Often our notion of the sacraments is reduced to some mechanical act. The celebrant of the Sacrament has to check off a list of what is required for “validity” and for the sacrament to be “licit.” But we forget to also assess how to make the sacrament fruitful. It is the relational dimension of faith that unlocks the sacraments to bear fruit. In order for us to he “saved” through the graces the Sacraments offer, we need to understand that the external acts of that celebrant are only one dimension to the validity of the Sacraments. The Holy Spirit, in every Sacrament, also has intention, and is not simply acting like a machine that produces effects of grace. There is a relational movement within the Holy Spirit, like a dove swooping down to the Church to pursue a relationship with each one of us. When the Eucharist becomes truly present on the Altar, it is the work of the Holy Spirit, whereby He brings forth the presence of the Son of God, for our own Good. This work of the Holy Spirit, working within the priest, who operates in the “person of Christ the head” is essentially dependent on the Holy Spirit.

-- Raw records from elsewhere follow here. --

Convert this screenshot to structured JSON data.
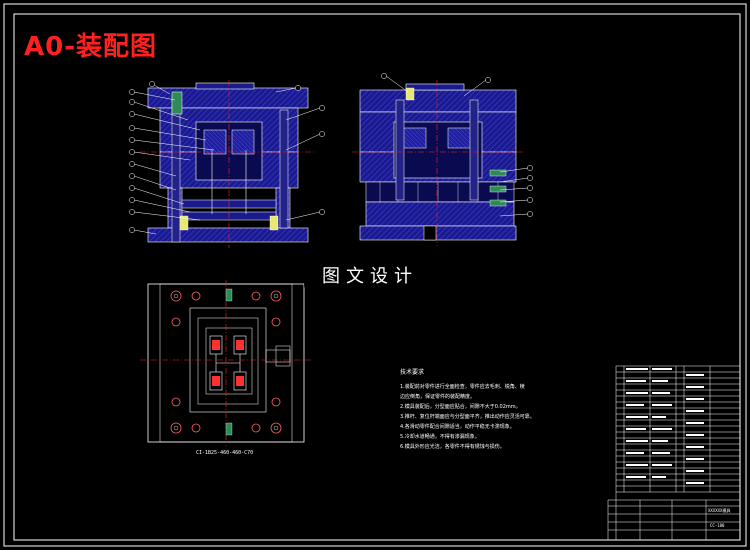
{
  "sheet": {
    "title": "A0-装配图",
    "watermark_text": "图文设计",
    "top_view_caption": "CI-1B25-460-460-C70",
    "colors": {
      "background": "#000000",
      "border": "#ffffff",
      "title": "#ff2020",
      "mold_plate": "#1a1a8c",
      "hatch": "#3a3ad0",
      "centerline": "#ff2020",
      "leader": "#ffffff",
      "callout": "#00ff80"
    }
  },
  "technical_requirements": {
    "heading": "技术要求",
    "lines": [
      "1.装配前对零件进行全面检查，零件应去毛刺、锐角、棱",
      "  边应倒角，保证零件的装配精度。",
      "2.模具装配后，分型面应贴合，间隙不大于0.02mm。",
      "3.推杆、复位杆端面应与分型面平齐，推出动作应灵活可靠。",
      "4.各滑动零件配合间隙适当，动作平稳无卡滞现象。",
      "5.冷却水道畅通，不得有渗漏现象。",
      "6.模具外形应光洁，各零件不得有锈蚀与损伤。"
    ]
  },
  "title_block": {
    "drawing_number": "CC-180",
    "part_name": "XXXXXX模具"
  }
}
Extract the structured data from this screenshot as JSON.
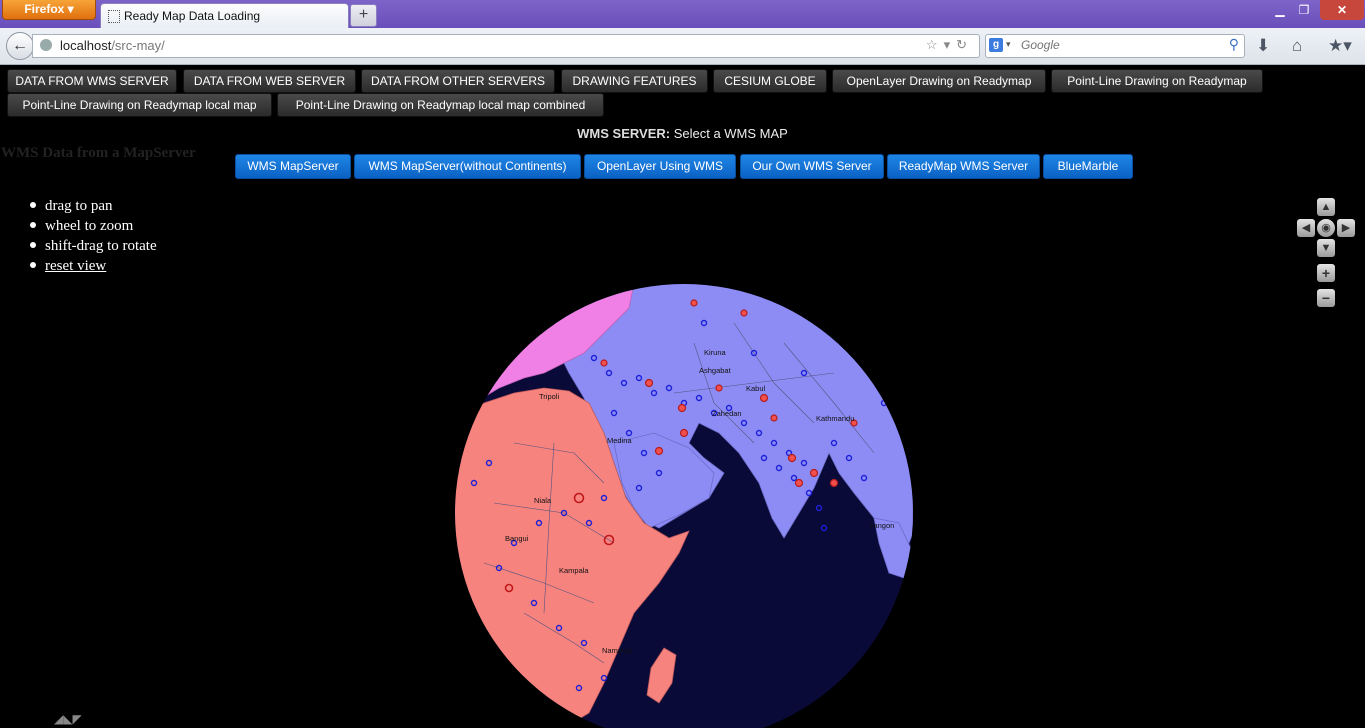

And it constantly happens not because the Holy Spirit is some reliable machine, but because at each mass, God intends for His promises to be fulfilled. We need to therefore internalize that at every mass, we are actually being perused by God, intentionally, and avoid any kind of mechanical reductionism when examining the sacraments.
Furthermore, where we return to the presence of the Holy Spirit outside of the liturgy, we have to consider the relationship between the gifts of the Holy Spirit and the fruits. The gifts of the Holy Spirit are a sharing in the supernatural life of Christ, being able to do even greater things than what he accomplished in His life. The same Spirit of Christ is shared with us, whereby he healed, cast out demons, read souls, and proclaimed the Truth with incredible force. These gifts are given to us so that we can share in the identity of Christ and His mission. These “gifts” are dormant within us, and will not be active if we do not experiment with them, or attempt to reveal how God wishes us to use them. And where we do not use these gifts, we will not produce fruits, which are the effects of the usage of such gifts. Where we do not act like Christ, we do not bear fruits like Christ within our own spirit.